→ About this exercise:
All entries shown below should be duplicated character for character.

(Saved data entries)
.....

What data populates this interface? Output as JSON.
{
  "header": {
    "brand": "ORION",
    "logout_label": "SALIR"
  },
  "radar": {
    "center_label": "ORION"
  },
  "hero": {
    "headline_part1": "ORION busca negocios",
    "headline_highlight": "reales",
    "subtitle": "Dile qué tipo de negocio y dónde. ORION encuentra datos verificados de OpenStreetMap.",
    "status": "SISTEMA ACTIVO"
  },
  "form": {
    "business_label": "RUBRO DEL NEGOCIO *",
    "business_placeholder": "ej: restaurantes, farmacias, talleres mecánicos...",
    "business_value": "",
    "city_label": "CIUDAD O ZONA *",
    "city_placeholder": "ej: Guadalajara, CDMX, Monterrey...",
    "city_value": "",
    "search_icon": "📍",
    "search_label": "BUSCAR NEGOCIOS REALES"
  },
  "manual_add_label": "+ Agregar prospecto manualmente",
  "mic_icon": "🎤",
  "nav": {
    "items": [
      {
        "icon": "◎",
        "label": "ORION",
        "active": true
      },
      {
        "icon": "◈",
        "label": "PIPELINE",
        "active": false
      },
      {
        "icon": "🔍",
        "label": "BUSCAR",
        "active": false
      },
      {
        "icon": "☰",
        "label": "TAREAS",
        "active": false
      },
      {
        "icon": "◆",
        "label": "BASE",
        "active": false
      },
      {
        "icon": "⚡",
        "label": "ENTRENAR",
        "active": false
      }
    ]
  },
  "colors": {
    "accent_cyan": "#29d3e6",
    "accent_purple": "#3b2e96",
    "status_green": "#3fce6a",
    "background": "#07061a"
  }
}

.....

→ Answer for this exercise:
What data populates this interface? Output as JSON.
{
  "header": {
    "brand": "ORION",
    "logout_label": "SALIR"
  },
  "radar": {
    "center_label": "ORION"
  },
  "hero": {
    "headline_part1": "ORION busca negocios",
    "headline_highlight": "reales",
    "subtitle": "Dile qué tipo de negocio y dónde. ORION encuentra datos verificados de OpenStreetMap.",
    "status": "SISTEMA ACTIVO"
  },
  "form": {
    "business_label": "RUBRO DEL NEGOCIO *",
    "business_placeholder": "ej: restaurantes, farmacias, talleres mecánicos...",
    "business_value": "",
    "city_label": "CIUDAD O ZONA *",
    "city_placeholder": "ej: Guadalajara, CDMX, Monterrey...",
    "city_value": "",
    "search_icon": "📍",
    "search_label": "BUSCAR NEGOCIOS REALES"
  },
  "manual_add_label": "+ Agregar prospecto manualmente",
  "mic_icon": "🎤",
  "nav": {
    "items": [
      {
        "icon": "◎",
        "label": "ORION",
        "active": true
      },
      {
        "icon": "◈",
        "label": "PIPELINE",
        "active": false
      },
      {
        "icon": "🔍",
        "label": "BUSCAR",
        "active": false
      },
      {
        "icon": "☰",
        "label": "TAREAS",
        "active": false
      },
      {
        "icon": "◆",
        "label": "BASE",
        "active": false
      },
      {
        "icon": "⚡",
        "label": "ENTRENAR",
        "active": false
      }
    ]
  },
  "colors": {
    "accent_cyan": "#29d3e6",
    "accent_purple": "#3b2e96",
    "status_green": "#3fce6a",
    "background": "#07061a"
  }
}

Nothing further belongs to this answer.